If anything in the data looks odd, keep it anyway and write the whole listing out unchanged.

MATERIAL SUPPLIED: Begin

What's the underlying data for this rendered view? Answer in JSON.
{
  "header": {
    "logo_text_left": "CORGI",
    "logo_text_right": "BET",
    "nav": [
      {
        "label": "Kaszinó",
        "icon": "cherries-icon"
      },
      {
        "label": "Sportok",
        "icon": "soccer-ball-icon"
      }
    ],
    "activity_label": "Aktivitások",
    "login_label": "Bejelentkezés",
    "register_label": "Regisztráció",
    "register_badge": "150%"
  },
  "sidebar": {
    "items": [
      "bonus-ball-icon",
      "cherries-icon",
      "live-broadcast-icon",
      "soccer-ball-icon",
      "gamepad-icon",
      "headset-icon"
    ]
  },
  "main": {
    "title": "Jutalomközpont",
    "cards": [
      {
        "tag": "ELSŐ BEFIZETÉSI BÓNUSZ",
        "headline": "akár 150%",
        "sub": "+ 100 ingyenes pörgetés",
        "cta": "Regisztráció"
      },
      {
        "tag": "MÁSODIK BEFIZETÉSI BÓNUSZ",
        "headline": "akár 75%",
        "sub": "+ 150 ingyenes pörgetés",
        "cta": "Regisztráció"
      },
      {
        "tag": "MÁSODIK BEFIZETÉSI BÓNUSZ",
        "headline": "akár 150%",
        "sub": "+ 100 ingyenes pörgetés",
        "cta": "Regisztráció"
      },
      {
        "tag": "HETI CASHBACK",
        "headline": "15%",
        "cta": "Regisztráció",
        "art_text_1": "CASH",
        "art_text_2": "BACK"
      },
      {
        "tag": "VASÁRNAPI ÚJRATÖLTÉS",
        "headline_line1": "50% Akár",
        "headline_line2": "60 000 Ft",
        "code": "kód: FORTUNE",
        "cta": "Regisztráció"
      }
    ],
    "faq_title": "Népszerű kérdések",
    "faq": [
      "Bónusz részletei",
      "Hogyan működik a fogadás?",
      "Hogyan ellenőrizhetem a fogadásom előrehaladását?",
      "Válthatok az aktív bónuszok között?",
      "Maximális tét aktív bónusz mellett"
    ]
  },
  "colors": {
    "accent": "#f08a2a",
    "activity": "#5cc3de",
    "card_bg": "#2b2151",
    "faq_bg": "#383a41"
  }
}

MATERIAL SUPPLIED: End

RESULT OF THE TASK:
What's the underlying data for this rendered view? Answer in JSON.
{
  "header": {
    "logo_text_left": "CORGI",
    "logo_text_right": "BET",
    "nav": [
      {
        "label": "Kaszinó",
        "icon": "cherries-icon"
      },
      {
        "label": "Sportok",
        "icon": "soccer-ball-icon"
      }
    ],
    "activity_label": "Aktivitások",
    "login_label": "Bejelentkezés",
    "register_label": "Regisztráció",
    "register_badge": "150%"
  },
  "sidebar": {
    "items": [
      "bonus-ball-icon",
      "cherries-icon",
      "live-broadcast-icon",
      "soccer-ball-icon",
      "gamepad-icon",
      "headset-icon"
    ]
  },
  "main": {
    "title": "Jutalomközpont",
    "cards": [
      {
        "tag": "ELSŐ BEFIZETÉSI BÓNUSZ",
        "headline": "akár 150%",
        "sub": "+ 100 ingyenes pörgetés",
        "cta": "Regisztráció"
      },
      {
        "tag": "MÁSODIK BEFIZETÉSI BÓNUSZ",
        "headline": "akár 75%",
        "sub": "+ 150 ingyenes pörgetés",
        "cta": "Regisztráció"
      },
      {
        "tag": "MÁSODIK BEFIZETÉSI BÓNUSZ",
        "headline": "akár 150%",
        "sub": "+ 100 ingyenes pörgetés",
        "cta": "Regisztráció"
      },
      {
        "tag": "HETI CASHBACK",
        "headline": "15%",
        "cta": "Regisztráció",
        "art_text_1": "CASH",
        "art_text_2": "BACK"
      },
      {
        "tag": "VASÁRNAPI ÚJRATÖLTÉS",
        "headline_line1": "50% Akár",
        "headline_line2": "60 000 Ft",
        "code": "kód: FORTUNE",
        "cta": "Regisztráció"
      }
    ],
    "faq_title": "Népszerű kérdések",
    "faq": [
      "Bónusz részletei",
      "Hogyan működik a fogadás?",
      "Hogyan ellenőrizhetem a fogadásom előrehaladását?",
      "Válthatok az aktív bónuszok között?",
      "Maximális tét aktív bónusz mellett"
    ]
  },
  "colors": {
    "accent": "#f08a2a",
    "activity": "#5cc3de",
    "card_bg": "#2b2151",
    "faq_bg": "#383a41"
  }
}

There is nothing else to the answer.